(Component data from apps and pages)
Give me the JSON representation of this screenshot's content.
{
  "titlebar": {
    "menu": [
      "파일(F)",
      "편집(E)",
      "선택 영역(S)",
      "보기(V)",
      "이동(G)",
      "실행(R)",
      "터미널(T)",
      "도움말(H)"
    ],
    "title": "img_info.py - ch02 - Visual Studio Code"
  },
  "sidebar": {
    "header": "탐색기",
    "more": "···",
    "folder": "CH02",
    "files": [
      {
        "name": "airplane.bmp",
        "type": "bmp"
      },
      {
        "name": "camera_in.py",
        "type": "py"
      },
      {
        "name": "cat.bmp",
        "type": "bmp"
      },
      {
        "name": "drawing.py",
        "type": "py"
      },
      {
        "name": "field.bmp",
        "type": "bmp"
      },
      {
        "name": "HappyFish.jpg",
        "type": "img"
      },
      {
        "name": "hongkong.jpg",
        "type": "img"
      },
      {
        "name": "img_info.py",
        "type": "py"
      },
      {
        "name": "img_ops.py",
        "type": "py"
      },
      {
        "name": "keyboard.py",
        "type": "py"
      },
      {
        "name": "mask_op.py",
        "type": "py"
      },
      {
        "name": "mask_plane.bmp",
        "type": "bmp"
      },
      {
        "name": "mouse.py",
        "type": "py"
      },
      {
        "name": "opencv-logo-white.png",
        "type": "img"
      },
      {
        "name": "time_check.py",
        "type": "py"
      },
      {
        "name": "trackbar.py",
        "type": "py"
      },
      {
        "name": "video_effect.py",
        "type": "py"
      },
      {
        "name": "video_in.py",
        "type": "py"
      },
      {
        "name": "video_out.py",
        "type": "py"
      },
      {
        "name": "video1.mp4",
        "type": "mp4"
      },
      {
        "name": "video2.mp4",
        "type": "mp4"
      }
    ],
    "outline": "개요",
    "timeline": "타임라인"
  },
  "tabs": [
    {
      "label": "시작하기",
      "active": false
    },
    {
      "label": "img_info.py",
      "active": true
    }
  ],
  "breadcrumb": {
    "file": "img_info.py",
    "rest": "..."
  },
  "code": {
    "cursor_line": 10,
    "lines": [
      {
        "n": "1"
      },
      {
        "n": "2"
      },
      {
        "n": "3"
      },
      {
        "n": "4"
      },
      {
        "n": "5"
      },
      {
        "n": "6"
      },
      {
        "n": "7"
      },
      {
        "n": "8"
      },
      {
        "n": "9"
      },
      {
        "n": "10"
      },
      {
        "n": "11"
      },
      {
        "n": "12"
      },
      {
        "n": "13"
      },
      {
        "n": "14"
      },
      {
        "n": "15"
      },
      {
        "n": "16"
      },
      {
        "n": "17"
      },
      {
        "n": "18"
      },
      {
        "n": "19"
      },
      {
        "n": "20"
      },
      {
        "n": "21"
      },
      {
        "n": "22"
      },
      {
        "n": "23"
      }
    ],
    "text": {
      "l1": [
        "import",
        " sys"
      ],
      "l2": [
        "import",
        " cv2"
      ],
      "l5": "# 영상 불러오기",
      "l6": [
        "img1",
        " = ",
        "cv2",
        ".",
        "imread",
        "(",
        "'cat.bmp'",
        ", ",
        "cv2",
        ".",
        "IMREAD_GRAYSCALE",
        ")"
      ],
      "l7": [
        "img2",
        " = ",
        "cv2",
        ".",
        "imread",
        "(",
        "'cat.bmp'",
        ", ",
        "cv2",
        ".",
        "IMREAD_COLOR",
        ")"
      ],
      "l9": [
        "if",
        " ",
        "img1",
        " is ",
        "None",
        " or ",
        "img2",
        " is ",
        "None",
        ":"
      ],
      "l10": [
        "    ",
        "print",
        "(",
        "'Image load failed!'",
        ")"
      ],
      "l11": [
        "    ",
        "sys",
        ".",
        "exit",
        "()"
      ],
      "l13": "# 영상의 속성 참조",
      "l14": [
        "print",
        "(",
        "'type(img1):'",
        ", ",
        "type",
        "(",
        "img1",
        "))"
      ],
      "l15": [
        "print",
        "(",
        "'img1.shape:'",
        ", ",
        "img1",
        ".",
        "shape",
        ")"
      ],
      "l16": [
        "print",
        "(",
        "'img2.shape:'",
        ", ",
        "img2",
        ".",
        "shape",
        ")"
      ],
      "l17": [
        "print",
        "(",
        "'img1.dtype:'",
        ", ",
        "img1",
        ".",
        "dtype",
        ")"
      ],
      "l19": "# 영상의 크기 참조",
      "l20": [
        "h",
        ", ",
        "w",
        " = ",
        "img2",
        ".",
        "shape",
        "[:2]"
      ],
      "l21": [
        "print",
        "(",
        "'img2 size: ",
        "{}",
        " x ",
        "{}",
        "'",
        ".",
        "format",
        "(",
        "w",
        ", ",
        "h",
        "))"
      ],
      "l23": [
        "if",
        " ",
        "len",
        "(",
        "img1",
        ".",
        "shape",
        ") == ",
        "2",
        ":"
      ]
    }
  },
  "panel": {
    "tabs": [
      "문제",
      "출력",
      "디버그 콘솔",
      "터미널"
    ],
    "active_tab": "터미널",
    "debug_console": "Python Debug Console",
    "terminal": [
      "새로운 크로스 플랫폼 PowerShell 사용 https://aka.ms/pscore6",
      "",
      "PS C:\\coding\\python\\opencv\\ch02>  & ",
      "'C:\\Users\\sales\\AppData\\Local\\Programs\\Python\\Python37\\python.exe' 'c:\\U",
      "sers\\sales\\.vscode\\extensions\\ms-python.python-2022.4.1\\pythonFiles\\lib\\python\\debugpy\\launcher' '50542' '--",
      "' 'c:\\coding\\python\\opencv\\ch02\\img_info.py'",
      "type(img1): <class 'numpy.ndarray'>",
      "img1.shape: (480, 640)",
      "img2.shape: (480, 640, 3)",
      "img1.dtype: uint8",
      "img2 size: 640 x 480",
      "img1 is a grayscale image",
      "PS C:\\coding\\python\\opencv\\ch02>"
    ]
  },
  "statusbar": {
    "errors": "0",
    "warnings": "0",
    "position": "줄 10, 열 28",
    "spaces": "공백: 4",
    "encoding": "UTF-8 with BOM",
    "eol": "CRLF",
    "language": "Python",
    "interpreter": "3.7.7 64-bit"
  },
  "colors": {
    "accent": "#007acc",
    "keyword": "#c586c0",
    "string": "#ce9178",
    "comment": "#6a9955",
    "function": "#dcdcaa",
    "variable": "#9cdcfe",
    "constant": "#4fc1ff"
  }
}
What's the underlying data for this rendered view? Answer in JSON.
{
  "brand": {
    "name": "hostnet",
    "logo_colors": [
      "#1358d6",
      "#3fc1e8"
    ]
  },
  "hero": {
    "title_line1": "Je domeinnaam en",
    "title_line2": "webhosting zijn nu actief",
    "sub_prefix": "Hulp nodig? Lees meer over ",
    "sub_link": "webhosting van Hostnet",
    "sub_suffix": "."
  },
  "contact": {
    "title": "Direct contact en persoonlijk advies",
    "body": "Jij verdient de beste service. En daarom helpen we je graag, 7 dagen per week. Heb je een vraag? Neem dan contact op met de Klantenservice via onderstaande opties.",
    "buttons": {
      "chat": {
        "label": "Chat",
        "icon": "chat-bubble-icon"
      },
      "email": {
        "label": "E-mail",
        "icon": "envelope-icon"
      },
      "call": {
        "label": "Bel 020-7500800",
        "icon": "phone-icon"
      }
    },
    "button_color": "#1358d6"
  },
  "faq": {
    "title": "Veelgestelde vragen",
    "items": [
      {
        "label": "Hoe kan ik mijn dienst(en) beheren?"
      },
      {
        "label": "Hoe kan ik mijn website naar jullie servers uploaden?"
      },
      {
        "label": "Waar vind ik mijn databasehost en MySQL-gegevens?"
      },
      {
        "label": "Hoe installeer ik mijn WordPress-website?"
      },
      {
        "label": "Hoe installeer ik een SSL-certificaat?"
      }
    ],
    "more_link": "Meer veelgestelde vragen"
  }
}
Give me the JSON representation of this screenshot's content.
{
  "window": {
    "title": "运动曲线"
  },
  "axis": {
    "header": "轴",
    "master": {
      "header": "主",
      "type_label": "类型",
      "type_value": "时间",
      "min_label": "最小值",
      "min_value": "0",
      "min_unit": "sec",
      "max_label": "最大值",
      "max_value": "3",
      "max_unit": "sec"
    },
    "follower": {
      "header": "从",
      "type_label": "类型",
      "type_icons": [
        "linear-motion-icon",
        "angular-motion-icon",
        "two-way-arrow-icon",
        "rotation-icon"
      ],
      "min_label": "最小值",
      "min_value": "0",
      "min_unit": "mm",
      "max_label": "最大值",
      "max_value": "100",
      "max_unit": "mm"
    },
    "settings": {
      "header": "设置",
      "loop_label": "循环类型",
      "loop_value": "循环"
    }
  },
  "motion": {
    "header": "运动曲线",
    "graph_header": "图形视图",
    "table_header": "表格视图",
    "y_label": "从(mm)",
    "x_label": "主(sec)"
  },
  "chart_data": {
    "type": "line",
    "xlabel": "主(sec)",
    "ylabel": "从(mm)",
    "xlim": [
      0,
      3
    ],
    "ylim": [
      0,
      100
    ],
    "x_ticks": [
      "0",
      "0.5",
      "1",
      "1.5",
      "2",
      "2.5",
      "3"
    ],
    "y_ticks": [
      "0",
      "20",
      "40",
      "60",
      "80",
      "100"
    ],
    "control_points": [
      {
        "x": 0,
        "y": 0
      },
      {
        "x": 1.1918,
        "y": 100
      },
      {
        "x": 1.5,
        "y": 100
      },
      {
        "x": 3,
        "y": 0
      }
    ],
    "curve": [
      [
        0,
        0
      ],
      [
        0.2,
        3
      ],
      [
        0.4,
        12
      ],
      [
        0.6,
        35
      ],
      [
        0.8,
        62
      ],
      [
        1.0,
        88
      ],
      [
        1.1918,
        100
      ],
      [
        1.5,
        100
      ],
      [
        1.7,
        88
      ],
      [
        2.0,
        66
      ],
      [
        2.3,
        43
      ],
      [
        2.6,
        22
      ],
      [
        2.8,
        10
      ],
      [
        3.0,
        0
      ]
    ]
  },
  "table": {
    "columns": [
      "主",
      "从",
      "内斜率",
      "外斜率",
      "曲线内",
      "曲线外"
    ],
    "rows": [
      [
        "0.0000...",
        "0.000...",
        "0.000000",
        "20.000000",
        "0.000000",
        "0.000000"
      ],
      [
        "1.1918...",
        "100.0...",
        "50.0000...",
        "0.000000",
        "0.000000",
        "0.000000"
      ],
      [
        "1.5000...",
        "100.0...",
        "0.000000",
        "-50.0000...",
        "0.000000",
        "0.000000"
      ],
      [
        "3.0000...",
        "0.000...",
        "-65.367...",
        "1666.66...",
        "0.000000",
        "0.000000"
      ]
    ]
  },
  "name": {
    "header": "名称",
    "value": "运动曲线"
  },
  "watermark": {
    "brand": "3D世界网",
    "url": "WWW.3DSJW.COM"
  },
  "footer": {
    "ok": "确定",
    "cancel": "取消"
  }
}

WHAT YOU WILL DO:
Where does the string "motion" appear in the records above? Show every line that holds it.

EXPECTED OUTPUT:
        "linear-motion-icon",
        "angular-motion-icon",
  "motion": {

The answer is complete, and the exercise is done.